Although Continental charges that the assignment of July 18, 1933, from Wright & Taylor to U. S. Distillers, Inc., did not pass the trade-mark because neither a going business nor good will went with it, nevertheless it argues that Wright-Taylor Distillery Company (Kentucky), the assignee in the other assignment of July 18, 1933, "could not contend that U. S. Distillers, Inc., had no right to use `OLD CHARTER.'" Appellant says,
"Indeed, the simultaneous purported transfer of the trade-mark `Old Charter' to two separate corporate entities by the divergent instruments [the two assignments of July 18, 1933] * * * operated, in and of itself, as an abandonment of the mark, since both assignee corporations (sic) could thereby claim the right to use the mark independently of the other."
Yet in the same connection appellant calls attention to the fact that "Wright-Taylor Distillery Company was a subsidiary of U. S. Distillers, Inc., so that its policies could be controlled thereby." This statement refutes the argument that the divergent instruments worked an abandonment. A court of equity, in order to do justice, does not hesitate to disregard a corporate entity and to recognize that all the assets of a solvent wholly owned subsidiary are equitably owned by the parent corporation. Socony-Vacuum Oil Co. v. Sheehan, D.C.E.D. Mo., 1943, 50 F. Supp. 1010; Berl v. Crutcher, 5 Cir., 1932, 60 F.2d 440, 444.
Another contention of the appellant is that the appellee is not the real party in interest in this case. It is based, seemingly, on the fact that, since June, 1937, the sales of Old Charter whiskey have been invoiced by Schenley Distillers Corporation or by one of its wholly owned subsidiaries or affiliates other than Old Charter Distillery Company, and that the latter's operations have been financed by Schenley. According to a stipulation made in the District Court it seems apparent that the Old Charter company is wholly owned by Schenley. These considerations are not enough to justify the dismissal of this suit in equity on the ground that Old Charter Distillery Company was not the real party-plaintiff.

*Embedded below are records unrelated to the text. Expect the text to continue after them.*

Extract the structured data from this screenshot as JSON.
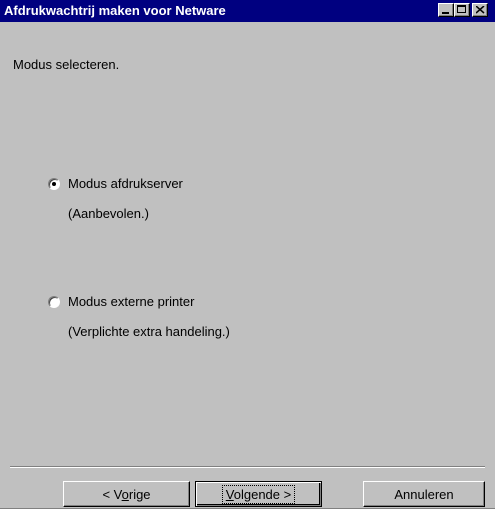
{
  "window": {
    "title": "Afdrukwachtrij maken voor Netware"
  },
  "heading": "Modus selecteren.",
  "options": [
    {
      "label": "Modus afdrukserver",
      "description": "(Aanbevolen.)",
      "selected": true
    },
    {
      "label": "Modus externe printer",
      "description": "(Verplichte extra handeling.)",
      "selected": false
    }
  ],
  "buttons": {
    "prev_pre": "< V",
    "prev_u": "o",
    "prev_post": "rige",
    "next_u": "V",
    "next_post": "olgende >",
    "cancel": "Annuleren"
  }
}
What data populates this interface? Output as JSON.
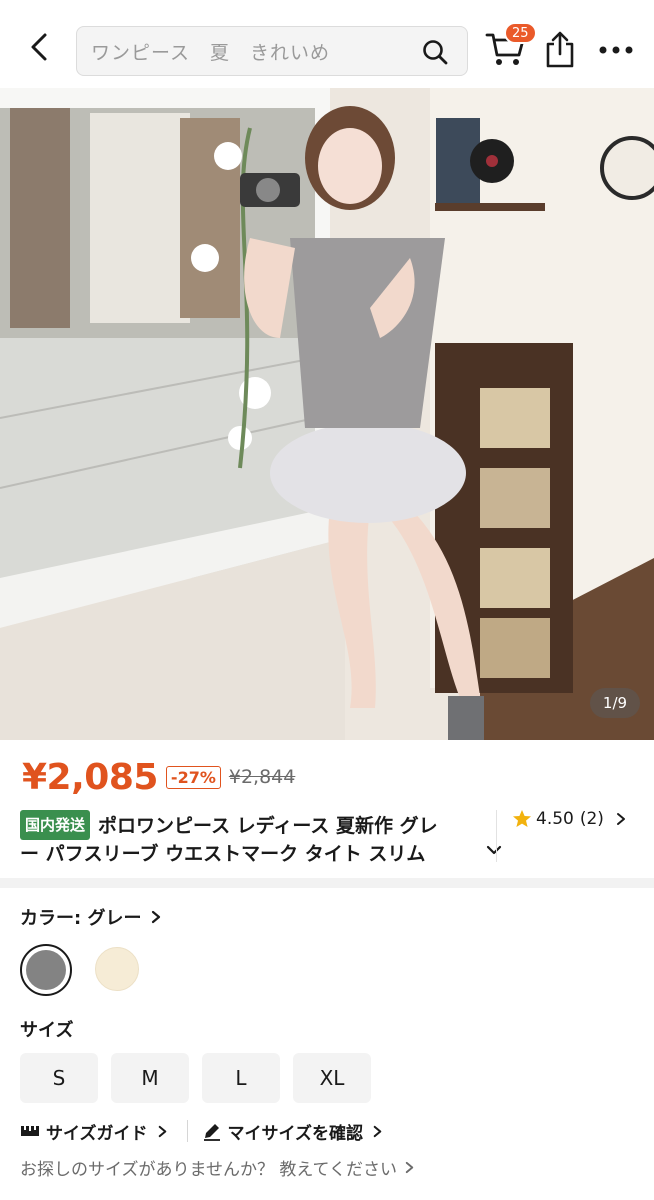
{
  "header": {
    "search_placeholder": "ワンピース　夏　きれいめ",
    "cart_count": "25"
  },
  "gallery": {
    "counter": "1/9"
  },
  "price": {
    "current": "¥2,085",
    "discount": "-27%",
    "original": "¥2,844"
  },
  "product": {
    "badge": "国内発送",
    "title_line1": "ポロワンピース レディース 夏新作 グレ",
    "title_line2": "ー パフスリーブ ウエストマーク タイト スリム",
    "rating": "4.50",
    "review_count": "(2)"
  },
  "color": {
    "label": "カラー: グレー",
    "options": [
      "grey",
      "cream"
    ],
    "selected_hex": "#838383",
    "other_hex": "#f6ecd6"
  },
  "size": {
    "label": "サイズ",
    "options": [
      "S",
      "M",
      "L",
      "XL"
    ]
  },
  "links": {
    "size_guide": "サイズガイド",
    "my_size": "マイサイズを確認",
    "ask": "お探しのサイズがありませんか？ 教えてください"
  },
  "colors": {
    "accent": "#e0531e",
    "badge_green": "#3a8f4e",
    "cart_badge": "#ea5a2a"
  }
}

We agree with the District Court that the broad equities of the situation are strongly with the appellee. The trade-mark Old Charter, which seems to be regarded as having substantial value, has been in continuous use for three-quarters of a century, with only slight interruptions. It would be inequitable, in our view, to take this valuable right from its owner on any of the technicalities relied upon by the appellant.
The Charter Oak registration, applied for November 22, 1933, was issued March 13, 1934. The Old Charter registration, applied for on October 27, 1934, by Bernheim Distilling Company, a Kentucky corporation, was issued on February 19, 1935
Judge Holtzoff's opinion is reported as Old Charter Distillery Co. v. Ooms, D. C.D.C., 1947, 73 F. Supp. 539. Final judgment was signed on June 22, 1948
Originally the right of appeal was to this court, but the statute was changed (March 2, 1929, ch. 488, § 2(b), 45 Stat. 1476)
35 U.S.C.A. § 63
28 U.S.C.A. § 1542
This action was instituted before the effective date of the Lanham Trade-Mark Act, 60 Stat. 435, 15 U.S.C.A. § 1071, which provides the Commissioner shall not be a necessary party in an inter partes proceeding under § 4915.
In two instances it is claimed that nonuse for a period of less than three months forfeited the mark